Reading this section, taking notes, and studying the examples should take approximately 10 minutes.  Assessment: Wissam Raji’s “An Introductory Course in Elementary Number Theory  RSA Exercise”
Link: Wissam Raji’s “An Introductory Course in Elementary Number Theory  RSA Exercise” (PDF)
Instructions: Try to do Exercise 1 on page 191. It’s not important to solve this problem; what’s important is to see how difficult it is!
After attempting the exercise assigned above, discuss your solution in the course discussion forum. Feel free to respond to other students’ postings as well. If you haven’t already done so, you will need to create a free account at the link above to participate in the discussions.
Completing this assessment should take approximately 30 minutes.
 Reading: Wissam Raji’s “An Introductory Course in Elementary Number Theory  Section 9.1.3: Is RSA Safe?”

Final Exam
 Final Exam: The Saylor Foundation’s “MA233 Final Exam”
Link: The Saylor Foundation’s “MA233 Final Exam”
Instructions: You must be logged into your Saylor Foundation account in order to access this exam.
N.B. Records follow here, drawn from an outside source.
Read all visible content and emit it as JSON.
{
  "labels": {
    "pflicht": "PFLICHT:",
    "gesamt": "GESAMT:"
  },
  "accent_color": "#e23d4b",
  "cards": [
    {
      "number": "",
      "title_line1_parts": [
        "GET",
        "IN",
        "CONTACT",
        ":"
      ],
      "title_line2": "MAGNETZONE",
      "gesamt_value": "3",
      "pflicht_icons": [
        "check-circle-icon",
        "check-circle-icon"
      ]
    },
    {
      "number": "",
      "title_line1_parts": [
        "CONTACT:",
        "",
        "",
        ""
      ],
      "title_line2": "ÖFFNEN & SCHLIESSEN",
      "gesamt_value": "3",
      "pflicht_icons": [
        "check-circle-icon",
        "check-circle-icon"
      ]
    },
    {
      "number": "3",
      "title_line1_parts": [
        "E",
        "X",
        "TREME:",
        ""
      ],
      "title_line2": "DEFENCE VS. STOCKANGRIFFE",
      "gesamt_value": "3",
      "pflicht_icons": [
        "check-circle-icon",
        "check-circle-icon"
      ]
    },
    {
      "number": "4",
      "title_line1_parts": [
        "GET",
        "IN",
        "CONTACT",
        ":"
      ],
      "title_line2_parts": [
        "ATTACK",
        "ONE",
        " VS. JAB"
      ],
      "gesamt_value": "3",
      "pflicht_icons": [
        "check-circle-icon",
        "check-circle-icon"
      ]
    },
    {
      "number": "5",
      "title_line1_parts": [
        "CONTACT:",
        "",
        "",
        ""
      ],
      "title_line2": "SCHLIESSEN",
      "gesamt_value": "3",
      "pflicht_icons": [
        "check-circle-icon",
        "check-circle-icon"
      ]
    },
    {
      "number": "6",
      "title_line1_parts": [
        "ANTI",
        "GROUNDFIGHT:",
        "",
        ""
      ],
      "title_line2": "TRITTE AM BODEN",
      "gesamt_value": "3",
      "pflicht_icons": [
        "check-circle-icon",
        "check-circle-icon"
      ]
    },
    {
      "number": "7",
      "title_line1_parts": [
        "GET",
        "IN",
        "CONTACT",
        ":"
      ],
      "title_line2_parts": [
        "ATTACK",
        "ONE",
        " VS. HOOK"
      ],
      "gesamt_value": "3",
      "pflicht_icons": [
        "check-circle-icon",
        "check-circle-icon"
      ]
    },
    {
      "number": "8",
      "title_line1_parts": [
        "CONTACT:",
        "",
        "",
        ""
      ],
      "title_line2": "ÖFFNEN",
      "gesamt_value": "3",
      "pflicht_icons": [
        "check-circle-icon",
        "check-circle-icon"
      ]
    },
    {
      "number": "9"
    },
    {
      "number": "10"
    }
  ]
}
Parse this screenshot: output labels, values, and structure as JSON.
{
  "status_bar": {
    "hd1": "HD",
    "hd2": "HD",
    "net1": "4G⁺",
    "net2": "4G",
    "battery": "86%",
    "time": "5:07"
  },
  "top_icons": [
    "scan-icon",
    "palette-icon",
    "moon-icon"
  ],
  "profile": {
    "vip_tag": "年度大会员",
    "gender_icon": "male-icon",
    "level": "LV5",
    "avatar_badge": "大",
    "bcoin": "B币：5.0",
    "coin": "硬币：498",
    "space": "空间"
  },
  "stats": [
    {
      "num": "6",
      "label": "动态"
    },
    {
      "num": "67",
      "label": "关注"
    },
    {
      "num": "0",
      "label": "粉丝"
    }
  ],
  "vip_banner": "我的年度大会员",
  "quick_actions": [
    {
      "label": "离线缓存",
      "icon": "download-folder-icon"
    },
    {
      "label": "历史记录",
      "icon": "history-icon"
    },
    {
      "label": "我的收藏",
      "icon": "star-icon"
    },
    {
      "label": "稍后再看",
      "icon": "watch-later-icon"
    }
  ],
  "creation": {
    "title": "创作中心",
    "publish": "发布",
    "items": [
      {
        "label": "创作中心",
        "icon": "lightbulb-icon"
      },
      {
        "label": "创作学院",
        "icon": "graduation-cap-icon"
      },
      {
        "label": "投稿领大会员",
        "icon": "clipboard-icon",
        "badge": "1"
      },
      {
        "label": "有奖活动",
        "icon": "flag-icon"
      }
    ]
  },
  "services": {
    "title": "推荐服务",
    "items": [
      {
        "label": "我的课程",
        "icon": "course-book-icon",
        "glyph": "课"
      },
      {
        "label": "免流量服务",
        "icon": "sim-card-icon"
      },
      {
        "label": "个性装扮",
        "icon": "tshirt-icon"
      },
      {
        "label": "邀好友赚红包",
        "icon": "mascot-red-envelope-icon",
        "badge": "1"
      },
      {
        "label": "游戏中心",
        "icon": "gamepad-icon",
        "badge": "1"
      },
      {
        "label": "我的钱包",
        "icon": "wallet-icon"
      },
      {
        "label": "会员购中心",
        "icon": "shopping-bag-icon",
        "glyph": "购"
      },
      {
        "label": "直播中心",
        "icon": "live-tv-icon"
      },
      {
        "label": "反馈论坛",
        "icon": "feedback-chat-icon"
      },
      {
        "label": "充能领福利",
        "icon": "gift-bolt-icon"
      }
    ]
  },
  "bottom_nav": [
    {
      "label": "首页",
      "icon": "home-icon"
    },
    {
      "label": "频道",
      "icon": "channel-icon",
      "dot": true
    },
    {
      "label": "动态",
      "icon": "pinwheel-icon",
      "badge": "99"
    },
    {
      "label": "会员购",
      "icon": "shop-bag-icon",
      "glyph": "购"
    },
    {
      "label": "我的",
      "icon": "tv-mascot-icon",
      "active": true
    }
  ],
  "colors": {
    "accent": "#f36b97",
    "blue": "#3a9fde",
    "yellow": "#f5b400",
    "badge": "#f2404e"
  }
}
If you do not yet have an account, you will be able to create one, free of charge, after clicking the link.
 Final Exam: The Saylor Foundation’s “MA233 Final Exam”